Among other things, ethanol is a toxin to the liver. In a gallant attempt to remove the toxic chemical from the blood stream, the liver suffers injury, cell death and inflammation. The effects in the short term, with an occasional binge, or with regular but moderate drinking, are minor or nonexistent as the liver has an abundant capacity to repair and regenerate itself. However, the alcoholic, the regular heavy drinker or the frequent binger is especially prone to acute alcoholic hepatitis. This is an inflammation of the liver, similar to a viral hepatitis, that causes abdominal pain, tenderness of the liver and transient liver dysfunction.

The patient feels weak, nauseated and fatigued, and may complain of abdominal pain. Blood tests will show leakage of liver enzymes into the blood stream, a rise in a substance called bilirubin (causing yellow jaundice), clotting problems and a reduced ability to synthesize proteins. While there is no specific treatment, with abstinence and supportive care, the liver heals and reconstitutes itself.

More serious problems occur with alcoholic cirrhosis of the liver. Some people are more prone to cirrhosis than others — there may be genetic factors involved — but it is a risk to all chronic heavy drinkers. Cirrhosis and hepatitis may result from beer, wine or liquor: It is not what you drink, but rather the quantity of ethanol consumed that causes the toxicity. Cirrhosis is a scarring process that results in shrinkage of the liver, sustained and progressive loss of function and ultimately liver failure. Some will remember the recent death of Micky Mantle, the baseball great who died of liver failure from alcoholic cirrhosis. A patient with cirrhosis often looks chronically ill. They may appear unkempt or malnourished, a swollen abdomen may indicate a collection of ascitic fluid, and they are prone to sudden infections, internal bleeding and other complications.
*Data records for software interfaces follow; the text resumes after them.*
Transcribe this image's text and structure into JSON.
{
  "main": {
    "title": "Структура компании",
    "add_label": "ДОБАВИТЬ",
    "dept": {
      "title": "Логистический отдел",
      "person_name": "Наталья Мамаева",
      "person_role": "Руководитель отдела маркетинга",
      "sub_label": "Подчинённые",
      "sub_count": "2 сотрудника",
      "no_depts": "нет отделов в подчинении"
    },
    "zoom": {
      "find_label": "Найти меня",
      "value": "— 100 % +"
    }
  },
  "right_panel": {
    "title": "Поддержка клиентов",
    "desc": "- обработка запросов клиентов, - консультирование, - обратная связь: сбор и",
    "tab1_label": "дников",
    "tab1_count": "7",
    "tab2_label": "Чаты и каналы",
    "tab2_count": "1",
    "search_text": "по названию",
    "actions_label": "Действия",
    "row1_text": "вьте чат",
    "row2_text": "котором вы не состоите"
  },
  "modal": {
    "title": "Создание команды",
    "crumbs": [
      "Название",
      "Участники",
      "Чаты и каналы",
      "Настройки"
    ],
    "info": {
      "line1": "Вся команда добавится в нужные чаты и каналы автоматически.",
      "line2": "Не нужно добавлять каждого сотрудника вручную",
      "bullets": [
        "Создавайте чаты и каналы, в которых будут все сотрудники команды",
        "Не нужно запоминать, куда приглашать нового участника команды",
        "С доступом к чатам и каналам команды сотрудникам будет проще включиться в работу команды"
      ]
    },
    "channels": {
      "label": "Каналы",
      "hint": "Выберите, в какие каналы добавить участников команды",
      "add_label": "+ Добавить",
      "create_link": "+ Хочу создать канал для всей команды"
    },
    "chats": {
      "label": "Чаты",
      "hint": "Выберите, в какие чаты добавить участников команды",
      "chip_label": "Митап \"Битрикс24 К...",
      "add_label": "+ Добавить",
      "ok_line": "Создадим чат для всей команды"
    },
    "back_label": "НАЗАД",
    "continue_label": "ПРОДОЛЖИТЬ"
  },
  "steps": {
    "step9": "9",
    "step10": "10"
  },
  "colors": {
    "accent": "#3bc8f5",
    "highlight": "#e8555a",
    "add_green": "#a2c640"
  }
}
The drinking of alcohol such as wine or beer is such a timeless and historic pleasure, the flavor of the drink reflecting the soil of origin, the skill of the maker, the characteristics of a region. We associate drinking with good times, and meaningful events. It is no wonder that it is so highly valued and so frequently used. Yet your question reminds us of the other edge of the sword, the lethal cut of its toxicity, the need to take alcohol, like all pleasures, in measured amounts.

The information contained in or made available through This Site cannot replace or substitute for the services of trained professionals in the medical field. We do not recommend any treatment, drug, food or supplement. You should regularly consult a doctor in all matters relating to physical or mental health, particularly concerning any symptoms that may require diagnosis or medical attention.

Subscribe Scroll to Top